page contents Automotive Thought Leadership: Ralph Paglia: Early buzz saves big bucks, says Ford marketing chief My title page contents

Tuesday, October 5, 2010

Early buzz saves big bucks, says Ford marketing chief


What happens is, by launching the vehicle early, getting people involved in talking about the new global Focus or the new Fiesta [in] the U.S. before it goes on sale, we can lower the amount of traditional advertising we do after the vehicle goes on sale. That's where the massive cost savings have been."

--Jim Farley, Ford's chief marketing officer, as quoted by

Early buzz saves big bucks, says Ford marketing chief
Ford's social-media efforts are saving the company huge amounts of money, says Chief Marketing Officer Jim Farley. The company built so much buzz with its Fiesta Movement campaign that it was able to cut back on conventional ad spending, winning sector-leading brand recognition while spending 90% less than usual. "By starting earlier and using social media to spread the word about the new product, we're really reducing the amount of traditional advertising we have to spend," Farley says.
How to fend off a Facebook PR disaster
There's no one-size-fits-all strategy for handling a Facebook firestorm, writes Gina Gotthilf, but some simple tactics can limit the fallout. Be sure to act quickly, and to keep talking to your customers in the personal voice you've already established -- if they can see that you're a real person, and that you're taking responsibility and trying to remedy the situation, the battle is half won. "If this conversation is taking place on your Wall then some of it was most likely your team's responsibility.

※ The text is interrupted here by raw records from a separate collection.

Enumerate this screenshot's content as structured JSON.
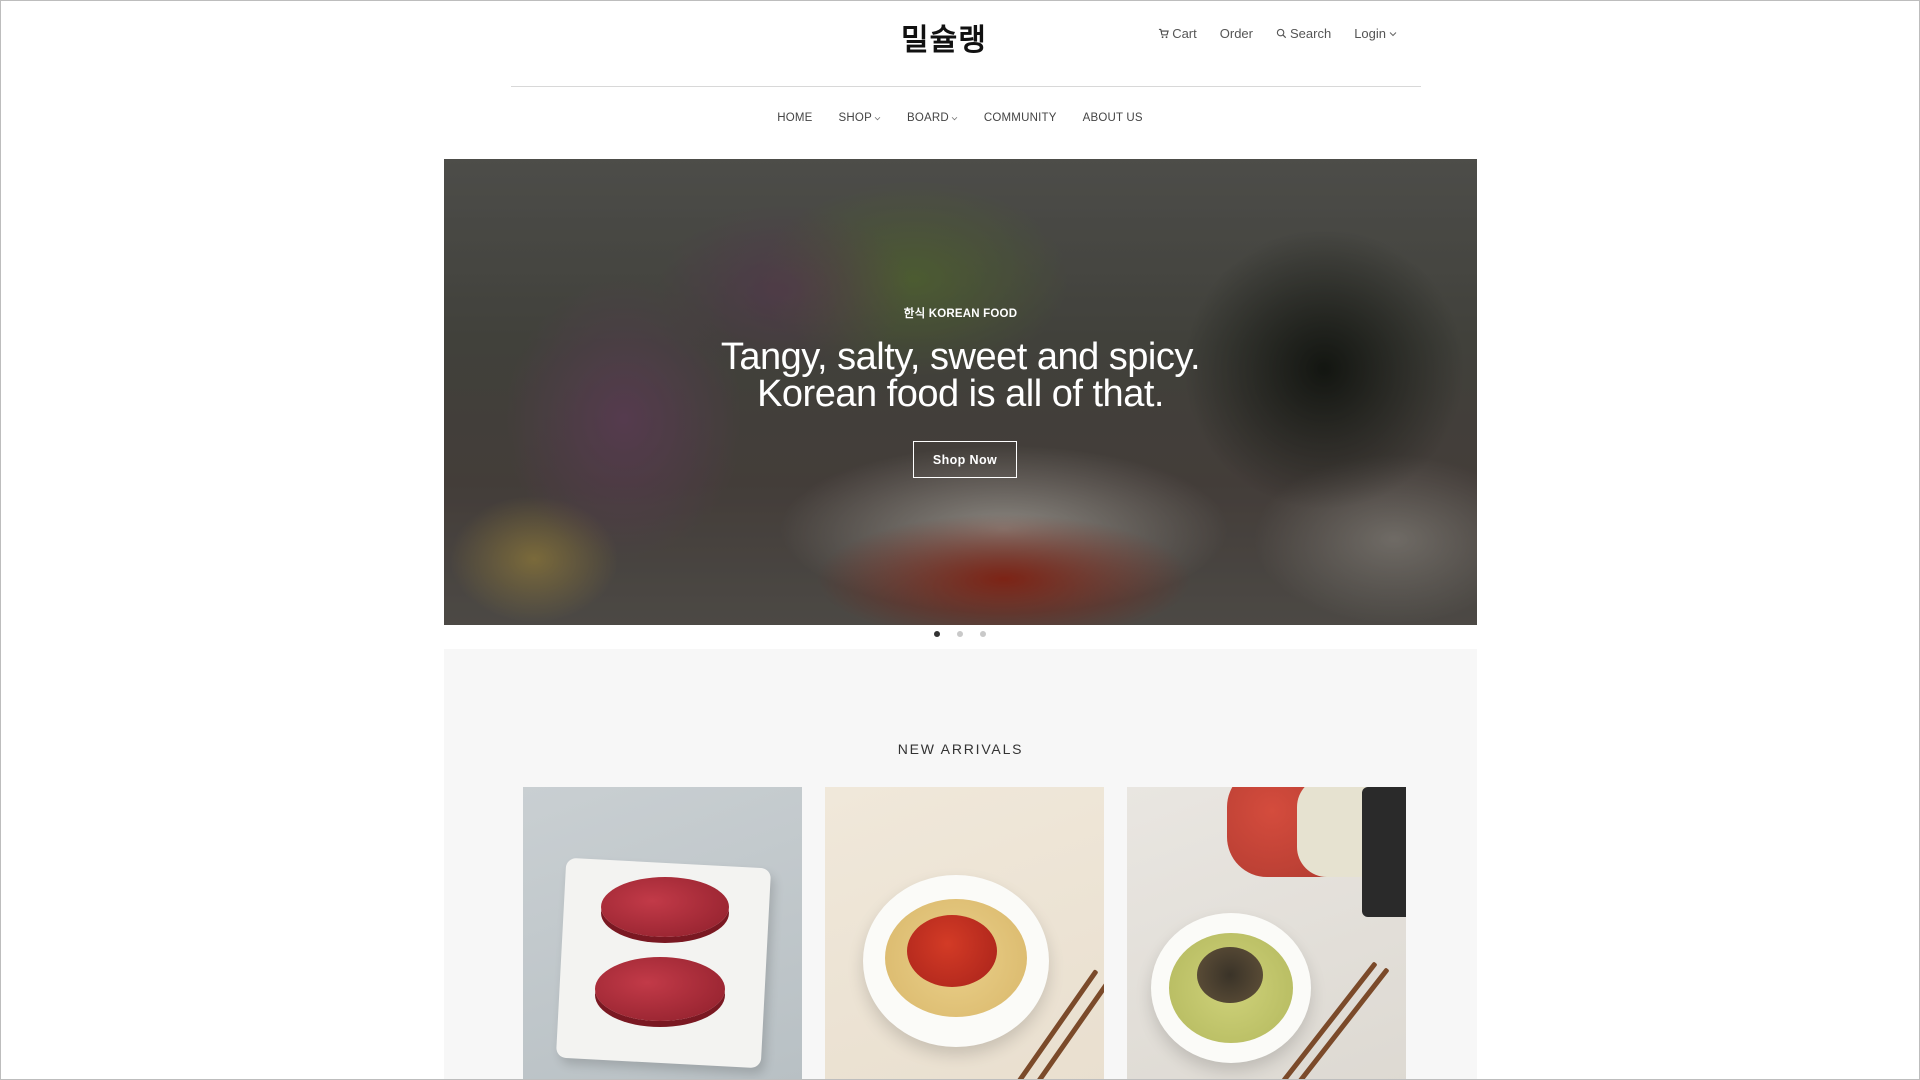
{
  "header": {
    "logo": "밀슐랭",
    "utility": {
      "cart": "Cart",
      "order": "Order",
      "search": "Search",
      "login": "Login"
    }
  },
  "nav": {
    "items": [
      {
        "label": "HOME",
        "dropdown": false
      },
      {
        "label": "SHOP",
        "dropdown": true
      },
      {
        "label": "BOARD",
        "dropdown": true
      },
      {
        "label": "COMMUNITY",
        "dropdown": false
      },
      {
        "label": "ABOUT US",
        "dropdown": false
      }
    ]
  },
  "hero": {
    "eyebrow": "한식 KOREAN FOOD",
    "title_line1": "Tangy, salty, sweet and spicy.",
    "title_line2": "Korean food is all of that.",
    "button": "Shop Now",
    "slides": 3,
    "active_slide": 1
  },
  "arrivals": {
    "title": "NEW ARRIVALS",
    "products": [
      {
        "image": "raw-beef-steaks-on-marble-board"
      },
      {
        "image": "noodles-with-red-sauce-in-bowl"
      },
      {
        "image": "cold-noodle-meal-kit"
      }
    ]
  },
  "colors": {
    "text": "#222222",
    "muted": "#555555",
    "section_bg": "#f7f7f7",
    "dot_active": "#333333",
    "dot_inactive": "#c9c9c9"
  }
}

Your fans want to hear you say 'sorry, we screwed up and this won't happen again,' " Gotthilf writes.
Why Google won't be buying Twitter anytime soon
There has been a lot of chatter about whether Google might buy Twitter, but it's probably misguided, writes John Battelle. Twitter's bosses have already sold companies to Google and seen them disappear, and they're unlikely to want the same thing to happen to their most successful project, he writes. Besides, Battelle notes, Google is getting much better at partnering with companies that it doesn't own -- so it would likely do better simply to partner with Twitter and let the social site remain an independent counterbalance to Facebook's dominance. John Battelle's Searchblog 
Klout lets companies target their most influential customers
A growing number of companies are looking to use Klout's social-media data to identify and woo their most influential customers. The Palms Hotel and Casino in Las Vegas is planning a "Klout Klub" that would use Klout's influence database to offer special perks to guests with exceptional social-media influence. Virgin America used the service to promote a new route by offering free flights to 120 heavy social-media users. Advertising Age (tiered subscription model)/Digital Next blog
How to turn an ad agency into a social-media success
Most ad agencies are rightly determined not to silo social media in the same way they once did digital media -- but integration shouldn't mean imposing old-school values on social-media marketing, writes Avi Savar. Social-media campaigns depend on nimbleness and engagement rather than polish and scalability, Savar argues, and agencies should be sure not to stifle those qualities. "The push for a constant flow of newness is becoming a key operational requirement," he writes. Adrants
Study: Groupon deals are a gamble for companies
Almost a third of Groupon deals are unprofitable for the companies that offer them, according to a study from Rice University. A survey of 150 companies in 19 cities found that 32% lost money on their deals and 40% had no intention of offering similar deals. One particularly unhappy participant declared that signing his company up for a Groupon offer had been "the single worst decision I have ever made as a business owner thus far." ClickZ
Report: Brands are reluctant to spend on social-media campaigns
More than a quarter of companies say they aren't spending a dime on social-media marketing efforts, while another third say they are spending a few thousand dollars a year, according to an survey. Almost four-fifths of companies say that a lack of resources or budget constraints are hampering their social-media efforts, but many say they're unwilling to commit serious cash without having a clear road map for gauging social-media return on investment.

Should regulators make it easier for health care companies to go social?
Drug and health care companies should be allowed to harness social networks more fully to promote their products and services, industry representatives argued at a recent conference. People are already getting information from unregulated bloggers and digital communities, so easing restrictions on companies would simply level the playing field, said Freda Lewis-Hall, Pfizer's chief medical officer. SmartBrief/SmartBlog on Social Media

No comments:

Post a Comment

Enter your comments or questions here...